It's almost two years now since the International Monetary Fund warned that a bubble was about to develop in the Hong Kong property market.
'Strong capital inflows and the resultant large liquidity overhang in the financial system could potentially lead to rapid credit growth, fuelling asset markets and creating macroeconomic volatility,' the fund warned back in 2009.
Yesterday, with transaction volumes down over recent months, the Fund's resident representative in the city retracted the warning. Although home prices are still up, their elevated level 'may not necessarily reflect a bubble', Sean Craig admitted.
No doubt Hong Kong's authorities now think they deserve a pat on the back for successfully preventing a repeat of the city's 1997 property boom and bust.
In the months following the IMF's initial warning, the government and the Hong Kong Monetary Authority introduced a series of administrative restrictions designed to take some of the steam out of the property market.
The HKMA repeatedly raised the down payments required of buyers at the top end of the market, while twisting bankers' arms to be more circumspect in their mortgage lending.
At the same time, the government imposed a punitive stamp duty on anyone flipping newly bought properties back to the market, and promised to increase the supply of building land. Yet even though the IMF may now have changed its tune, it is far from clear that the Hong Kong government and the HKMA can claim the credit for averting a bubble.
As Craig and his IMF colleague Hua Changchun pointed out at an HKMA seminar yesterday, official attempts to cool the market have had a dubious impact.
The government's most Draconian restrictions were announced last November. The HKMA increased the minimum downpayment to 50 per cent on flats worth more than HK$12 million and on all commercially owned or buy-to-rent properties. At the same time, to discourage speculation the government slapped an additional 15 per cent special stamp duty on properties re-sold within six months of their purchase.
In the month immediately following the introduction of these measures transaction volumes declined and prices did fall, as the first chart below illustrates.
But that's hardly surprising. Property market activity usually slows in December, only to rebound in the new year when bonuses are paid. And that's what happened in January and February 2011. After a brief slowdown, both volumes and prices rebounded vigorously, implying that the government's measures had little impact.
This unexpected resilience has raised some eyebrows in the Hong Kong office of the IMF, where staff set out to build a model of the forces driving Hong Kong property prices.
Their results probably won't surprise seasoned observers of the local market, but they do serve to illustrate the limits of the sort of macroprudential measures the government and HKMA have employed.
The IMF found that the government's special stamp duty had done nothing to restrain prices. It may even have added to recent gains as owners added the extra cost into their selling price.
Meanwhile, increasing minimum down payments on flats has had only a limited effect. That should not come as a shock in a market where many buyers - especially those from the mainland - pay in cash, and where average mortgage loan to value ratios tend to be low anyway.

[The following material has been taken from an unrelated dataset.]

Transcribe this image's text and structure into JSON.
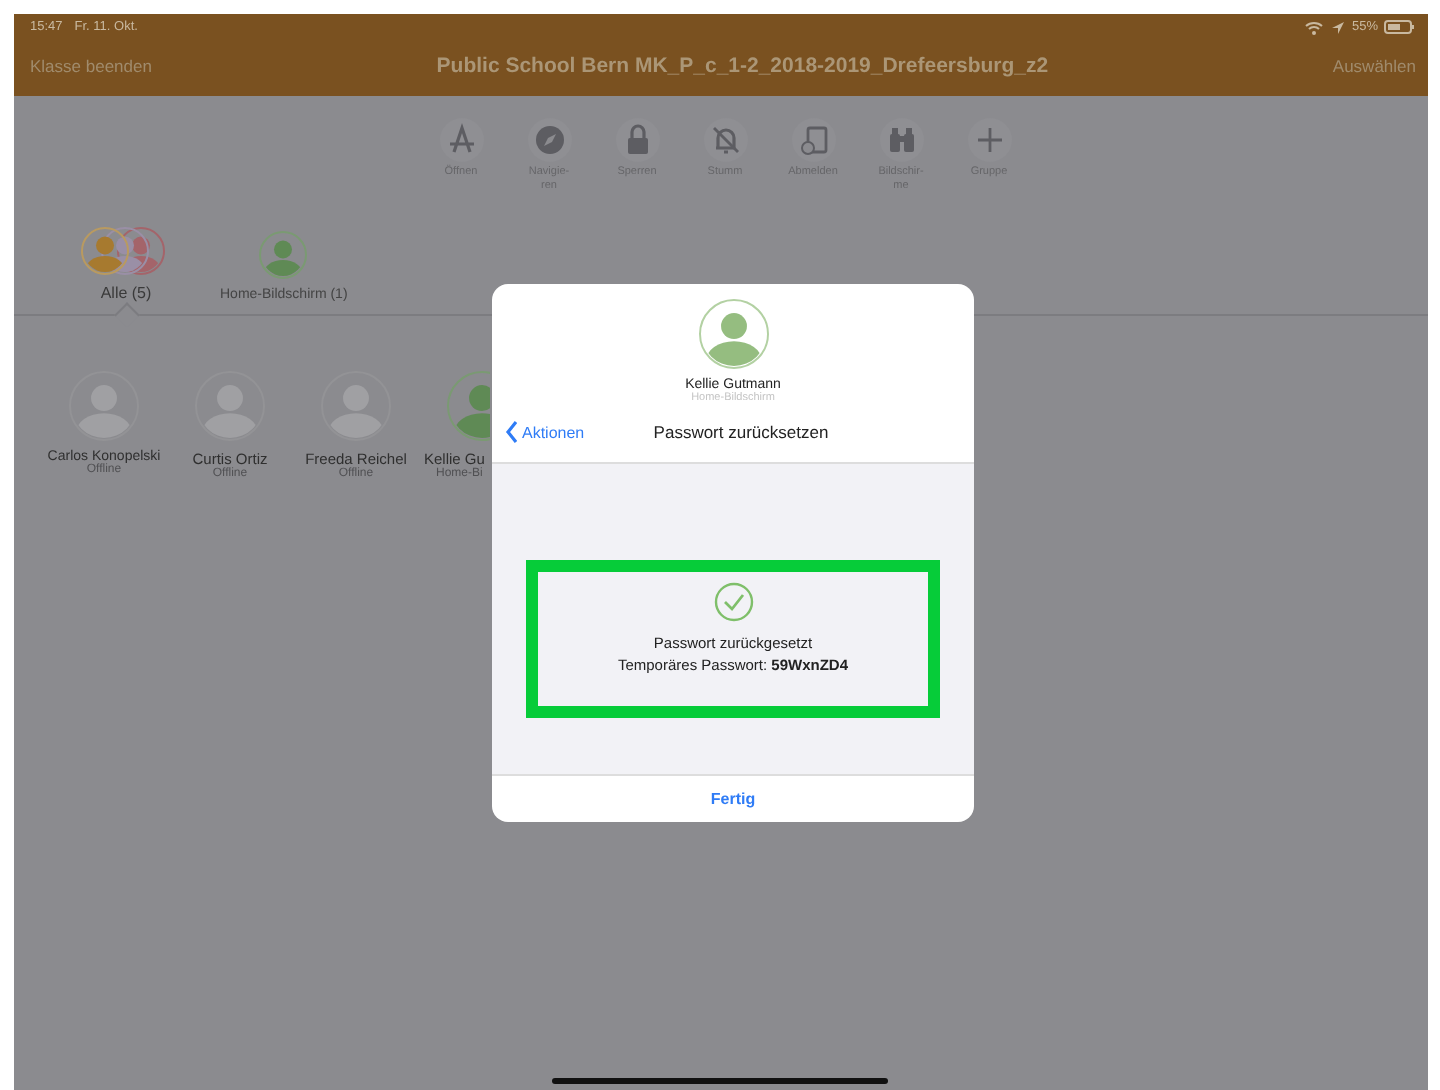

As a result, all that raising down payments has achieved is to slow the increase in prices by forcing buyers who do need to borrow to delay their purchases until they can scrape together the necessary downpayment.
What really drives the local property market, the IMF concluded, is a combination of the limited supply of building land, together with local liquidity conditions. As you would expect, the IMF found an increase in the supply of land leads to a decline in property prices several years later as new flats reach the market.
But the most powerful driver of the recent surge in prices is Hong Kong's plentiful liquidity coupled with the decline in real interest rates.
That shouldn't be surprising either.
As the second chart shows, when real interest rates - that is interest rates adjusted for inflation - fall, savers take their money out of the bank and invest it in property.
As Craig said yesterday, the city's property market wasn't in a bubble. 'The rapid rise in prices we've seen reflects Hong Kong's very favourable economic fundamentals.'